Sounds nice, but I doubt attendees will be leaving their lunches in merchants’ doorways.
Air dogs, street preachers and poor grammar
I’ve got to say, that last Bele Chere in 2013 tugged at my heartstrings a little. Somewhere on the internet is a video of yours truly starring in a video for the newspaper in which I celebrated the very last Bele Chere.
To get in the mood, I wore cut-off jean shorts and a black, homemade armless T-shirt. Right out the gate, I chatted up a gigantic dude standing in the street, wearing cut-off shorts and nothing else.
I also asked a vendor if he had a T-shirt in 3XL (he didn’t), asked for more grease dipping sauce for a turkey leg, and then talked the operator of the “Air Dogs” exhibit into letting me run after a tossed ball and plunge into the pool, just like the real dogs did.
I almost caught the ball in my mouth, but I did not fool a little girl watching one bit.
“Mommy, that’s not a dog,” you could hear her say in the video.
Ah, those were good times.
“I mean, there’s nothing like a festival — it’s festive, right?” MacQueen said.
Yes. Yes, it is, Kim. Even when it occasionally slips into three straight days of unfettered hedonism.
In its official statement, the city expressed how Bele Chere became less necessary as the downtown evolved into a “bustling community and popular tourist destination.” It also took sales away from local companies as outside vendors swarmed the city.
The street closures caused transportation issues, and Bele Chere brought “increases in vandalism, disorderly conduct, and disruptive behavior by festival attendees.”
But trust me, other than that, it was pretty great.

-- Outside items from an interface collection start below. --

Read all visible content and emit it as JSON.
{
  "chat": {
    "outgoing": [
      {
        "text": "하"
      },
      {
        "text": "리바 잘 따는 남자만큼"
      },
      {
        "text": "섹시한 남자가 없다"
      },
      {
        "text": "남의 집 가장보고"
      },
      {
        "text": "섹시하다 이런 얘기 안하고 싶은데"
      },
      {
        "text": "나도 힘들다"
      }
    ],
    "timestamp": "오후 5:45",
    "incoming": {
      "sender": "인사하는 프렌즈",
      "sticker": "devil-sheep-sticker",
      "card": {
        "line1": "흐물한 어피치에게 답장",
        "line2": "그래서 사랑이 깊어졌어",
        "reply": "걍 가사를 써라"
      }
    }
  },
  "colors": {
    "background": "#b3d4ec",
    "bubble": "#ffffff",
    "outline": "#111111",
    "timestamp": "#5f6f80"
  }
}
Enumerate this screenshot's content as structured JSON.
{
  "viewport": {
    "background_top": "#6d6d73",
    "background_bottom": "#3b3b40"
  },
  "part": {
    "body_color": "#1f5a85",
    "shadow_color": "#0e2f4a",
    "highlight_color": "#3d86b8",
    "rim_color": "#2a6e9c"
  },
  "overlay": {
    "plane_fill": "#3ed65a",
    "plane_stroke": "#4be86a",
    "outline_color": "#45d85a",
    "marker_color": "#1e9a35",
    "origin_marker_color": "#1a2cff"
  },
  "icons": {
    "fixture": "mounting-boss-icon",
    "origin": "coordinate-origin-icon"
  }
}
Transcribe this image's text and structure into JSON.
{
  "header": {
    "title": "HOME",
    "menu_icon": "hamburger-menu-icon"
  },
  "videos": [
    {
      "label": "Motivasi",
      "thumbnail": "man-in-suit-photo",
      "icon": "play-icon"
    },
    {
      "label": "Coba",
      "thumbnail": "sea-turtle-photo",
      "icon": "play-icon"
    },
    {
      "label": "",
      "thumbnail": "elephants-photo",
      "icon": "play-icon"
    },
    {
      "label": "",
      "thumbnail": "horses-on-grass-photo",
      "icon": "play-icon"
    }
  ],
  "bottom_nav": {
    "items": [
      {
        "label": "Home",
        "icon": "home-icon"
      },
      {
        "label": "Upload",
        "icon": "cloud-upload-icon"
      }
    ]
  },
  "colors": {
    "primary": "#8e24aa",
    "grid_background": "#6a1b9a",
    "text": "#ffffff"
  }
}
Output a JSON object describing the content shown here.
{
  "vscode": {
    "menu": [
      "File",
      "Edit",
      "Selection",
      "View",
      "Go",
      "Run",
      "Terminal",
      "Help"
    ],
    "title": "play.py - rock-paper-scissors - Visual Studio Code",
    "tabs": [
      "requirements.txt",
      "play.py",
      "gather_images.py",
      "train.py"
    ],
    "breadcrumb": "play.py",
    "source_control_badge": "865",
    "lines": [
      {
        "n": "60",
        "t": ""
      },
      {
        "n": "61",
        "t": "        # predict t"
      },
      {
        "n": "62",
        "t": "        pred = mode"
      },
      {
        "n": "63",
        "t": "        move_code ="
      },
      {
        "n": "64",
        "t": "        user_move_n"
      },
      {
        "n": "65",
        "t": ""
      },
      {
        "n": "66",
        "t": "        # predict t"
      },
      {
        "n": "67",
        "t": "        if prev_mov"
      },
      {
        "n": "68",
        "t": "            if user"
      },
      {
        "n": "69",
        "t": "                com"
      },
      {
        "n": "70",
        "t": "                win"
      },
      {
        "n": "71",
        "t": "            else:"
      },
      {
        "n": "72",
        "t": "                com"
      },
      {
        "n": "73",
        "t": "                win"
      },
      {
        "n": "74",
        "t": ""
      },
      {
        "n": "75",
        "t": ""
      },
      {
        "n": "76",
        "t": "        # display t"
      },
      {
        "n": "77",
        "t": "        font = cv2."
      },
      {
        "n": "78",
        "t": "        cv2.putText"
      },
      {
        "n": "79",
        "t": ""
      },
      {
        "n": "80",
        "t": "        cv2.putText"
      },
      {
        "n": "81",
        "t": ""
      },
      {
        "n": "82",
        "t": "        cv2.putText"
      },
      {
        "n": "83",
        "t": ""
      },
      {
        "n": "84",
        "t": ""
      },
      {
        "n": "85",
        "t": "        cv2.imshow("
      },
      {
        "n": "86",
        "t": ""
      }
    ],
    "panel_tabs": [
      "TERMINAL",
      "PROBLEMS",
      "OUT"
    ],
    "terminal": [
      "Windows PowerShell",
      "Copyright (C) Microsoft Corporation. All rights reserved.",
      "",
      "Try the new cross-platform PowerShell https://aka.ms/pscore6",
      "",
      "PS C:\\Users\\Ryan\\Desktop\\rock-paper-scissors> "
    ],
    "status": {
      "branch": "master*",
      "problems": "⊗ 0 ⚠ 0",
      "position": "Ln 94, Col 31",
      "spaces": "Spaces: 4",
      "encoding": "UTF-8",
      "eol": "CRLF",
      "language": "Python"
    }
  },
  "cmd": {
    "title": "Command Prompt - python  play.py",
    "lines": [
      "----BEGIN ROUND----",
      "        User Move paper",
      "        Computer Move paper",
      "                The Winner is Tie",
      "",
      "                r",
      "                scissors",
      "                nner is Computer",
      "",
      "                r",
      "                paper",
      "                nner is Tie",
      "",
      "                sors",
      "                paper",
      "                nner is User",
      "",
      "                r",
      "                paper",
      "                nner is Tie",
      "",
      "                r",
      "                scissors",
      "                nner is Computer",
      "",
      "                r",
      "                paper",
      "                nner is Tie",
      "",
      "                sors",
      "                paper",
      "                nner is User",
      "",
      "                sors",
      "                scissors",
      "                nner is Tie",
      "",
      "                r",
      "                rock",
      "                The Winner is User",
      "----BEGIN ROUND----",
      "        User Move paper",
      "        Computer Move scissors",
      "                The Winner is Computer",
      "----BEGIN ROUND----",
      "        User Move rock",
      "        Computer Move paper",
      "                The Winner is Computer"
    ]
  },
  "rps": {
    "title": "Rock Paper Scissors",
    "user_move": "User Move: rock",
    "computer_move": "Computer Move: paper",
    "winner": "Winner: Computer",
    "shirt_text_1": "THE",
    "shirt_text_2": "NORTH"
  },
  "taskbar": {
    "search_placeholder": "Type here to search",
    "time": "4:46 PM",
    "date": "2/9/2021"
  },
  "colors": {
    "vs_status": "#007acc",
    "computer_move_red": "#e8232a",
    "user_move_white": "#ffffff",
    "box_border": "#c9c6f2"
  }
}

Rest in peace, Bele Chere.
Asheville Watchdog is a nonprofit news team producing stories that matter to Asheville and Buncombe County. John Boyle has been covering Asheville and surrounding communities since the 20th century. You can reach him at (828) 337-0941, or via email at jboyle@avlwatchdog.